I suppose before I begin with his funeral I should introduce you to Burnell.
I first met Burnell and his mother Blanche while working in Customer Service at Quality Market. Delta folklore has it that Burnell's father was in a bar when he announced that the next woman to walk through the door would become his wife. Blanche was the next woman to walk through the door. She was quite a bit younger than her spouse. He was deceased by the time I became acquainted with the Ferry's. Blanche and Burnell were both small in stature. Blanche was very petite and she always wore a coat! They were limited in their financial resources as well as in their intellectual capabilities. Thus cleanliness was not of the utmost importance. However they were not limited with their smiles and happy nature. Whenever I think of them I always picture them happy and smiling. Burnell hauled garbage to the dump for people (including the store). Blanche was always in the truck with Burnell. You never saw one without the other until Blanche passed away and then Burnell found him a dog that traveled with him. Another Delta folklore has it that one day Burnell turned the corner too fast and Blanche fell out. He hit the brakes, backed up, picked her up, put her back in the truck and away they went.
When Burnell passed away I invited Scotts Aunt June to attend the service with me. It was a very small service held at the local mortuary. The service was not so much about Burnell as it was about a community coming together to help the less fortunate. Burnell would haul garbage to the dump for Quality Market and in return he and Blanche were allowed to shop for all their needs. Burnell would charge gas at the local Co-Op. He was proud of the fact that he only charged gas, never any goodies. He did not quite comprehend the need to pay for the gas and the Co-Op never sent him a bill. Burnell owned an old truck. He thought it needed a new engine and most likely it did! Delta Auto ordered a new engine and Burnell would come in monthly to make a small payment. A ghost payment also arrived monthly and within the year the new engine was paid off.

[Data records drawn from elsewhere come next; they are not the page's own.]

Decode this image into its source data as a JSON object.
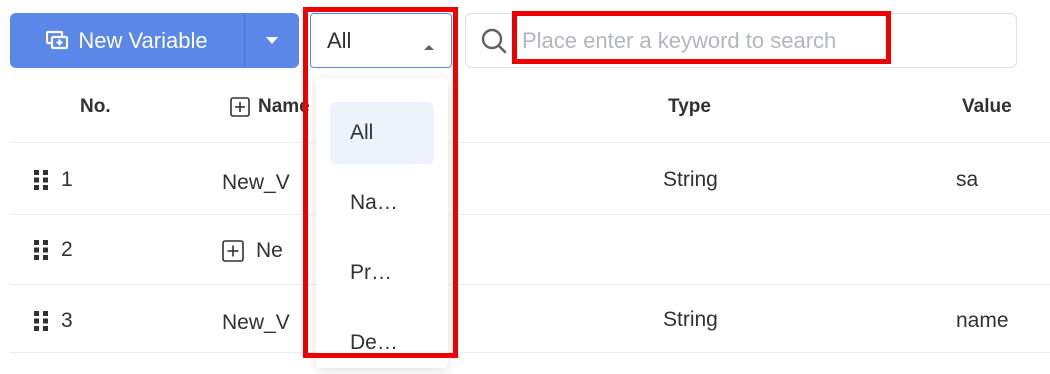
{
  "toolbar": {
    "new_variable_label": "New Variable",
    "filter_selected": "All",
    "search_placeholder": "Place enter a keyword to search"
  },
  "table": {
    "headers": {
      "no": "No.",
      "name": "Name",
      "type": "Type",
      "value": "Value"
    },
    "rows": [
      {
        "no": "1",
        "name": "New_V",
        "type": "String",
        "value": "sa"
      },
      {
        "no": "2",
        "name": "Ne",
        "type": "",
        "value": ""
      },
      {
        "no": "3",
        "name": "New_V",
        "type": "String",
        "value": "name"
      }
    ]
  },
  "dropdown": {
    "options": [
      "All",
      "Na…",
      "Pr…",
      "De…"
    ],
    "selected": "All"
  },
  "colors": {
    "primary": "#5b87e8",
    "highlight": "#ee0000"
  }
}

I left the service feeling uplifted about the anonymous kindness of others. I was grateful I attended, grateful to have known Blanche and Burnell and grateful for the community I live in. Yes, it was a funeral service to die for so to speak!